* _Problem_
The entries are to be returned exactly, with images left out.

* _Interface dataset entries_
★ ★ ★ ★ ★ ★ ★
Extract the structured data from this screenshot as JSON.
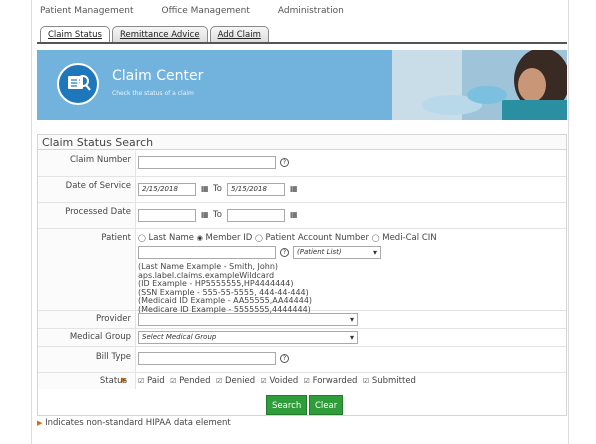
{
  "topnav": [
    "Patient Management",
    "Office Management",
    "Administration"
  ],
  "tabs": [
    "Claim Status",
    "Remittance Advice",
    "Add Claim"
  ],
  "banner": {
    "title": "Claim Center",
    "subtitle": "Check the status of a claim"
  },
  "form": {
    "title": "Claim Status Search",
    "claim_number": {
      "label": "Claim Number",
      "value": ""
    },
    "date_of_service": {
      "label": "Date of Service",
      "from": "2/15/2018",
      "to_label": "To",
      "to": "5/15/2018"
    },
    "processed_date": {
      "label": "Processed Date",
      "from": "",
      "to_label": "To",
      "to": ""
    },
    "patient": {
      "label": "Patient",
      "options": [
        "Last Name",
        "Member ID",
        "Patient Account Number",
        "Medi-Cal CIN"
      ],
      "selected": "Member ID",
      "value": "",
      "list_placeholder": "(Patient List)",
      "hints": [
        "(Last Name Example - Smith, John)",
        "aps.label.claims.exampleWildcard",
        "(ID Example - HP5555555,HP4444444)",
        "(SSN Example - 555-55-5555, 444-44-444)",
        "(Medicaid ID Example - AA55555,AA44444)",
        "(Medicare ID Example - 5555555,4444444)"
      ]
    },
    "provider": {
      "label": "Provider",
      "value": ""
    },
    "medical_group": {
      "label": "Medical Group",
      "value": "Select Medical Group"
    },
    "bill_type": {
      "label": "Bill Type",
      "value": ""
    },
    "status": {
      "label": "Status",
      "options": [
        "Paid",
        "Pended",
        "Denied",
        "Voided",
        "Forwarded",
        "Submitted"
      ]
    },
    "search_button": "Search",
    "clear_button": "Clear"
  },
  "footer_note": "Indicates non-standard HIPAA data element",
  "colors": {
    "banner": "#72b3de",
    "button": "#2f9e3a",
    "marker": "#d96b00"
  }
}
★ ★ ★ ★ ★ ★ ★
* _Exercise result_
Extract the structured data from this screenshot as JSON.
{
  "topnav": [
    "Patient Management",
    "Office Management",
    "Administration"
  ],
  "tabs": [
    "Claim Status",
    "Remittance Advice",
    "Add Claim"
  ],
  "banner": {
    "title": "Claim Center",
    "subtitle": "Check the status of a claim"
  },
  "form": {
    "title": "Claim Status Search",
    "claim_number": {
      "label": "Claim Number",
      "value": ""
    },
    "date_of_service": {
      "label": "Date of Service",
      "from": "2/15/2018",
      "to_label": "To",
      "to": "5/15/2018"
    },
    "processed_date": {
      "label": "Processed Date",
      "from": "",
      "to_label": "To",
      "to": ""
    },
    "patient": {
      "label": "Patient",
      "options": [
        "Last Name",
        "Member ID",
        "Patient Account Number",
        "Medi-Cal CIN"
      ],
      "selected": "Member ID",
      "value": "",
      "list_placeholder": "(Patient List)",
      "hints": [
        "(Last Name Example - Smith, John)",
        "aps.label.claims.exampleWildcard",
        "(ID Example - HP5555555,HP4444444)",
        "(SSN Example - 555-55-5555, 444-44-444)",
        "(Medicaid ID Example - AA55555,AA44444)",
        "(Medicare ID Example - 5555555,4444444)"
      ]
    },
    "provider": {
      "label": "Provider",
      "value": ""
    },
    "medical_group": {
      "label": "Medical Group",
      "value": "Select Medical Group"
    },
    "bill_type": {
      "label": "Bill Type",
      "value": ""
    },
    "status": {
      "label": "Status",
      "options": [
        "Paid",
        "Pended",
        "Denied",
        "Voided",
        "Forwarded",
        "Submitted"
      ]
    },
    "search_button": "Search",
    "clear_button": "Clear"
  },
  "footer_note": "Indicates non-standard HIPAA data element",
  "colors": {
    "banner": "#72b3de",
    "button": "#2f9e3a",
    "marker": "#d96b00"
  }
}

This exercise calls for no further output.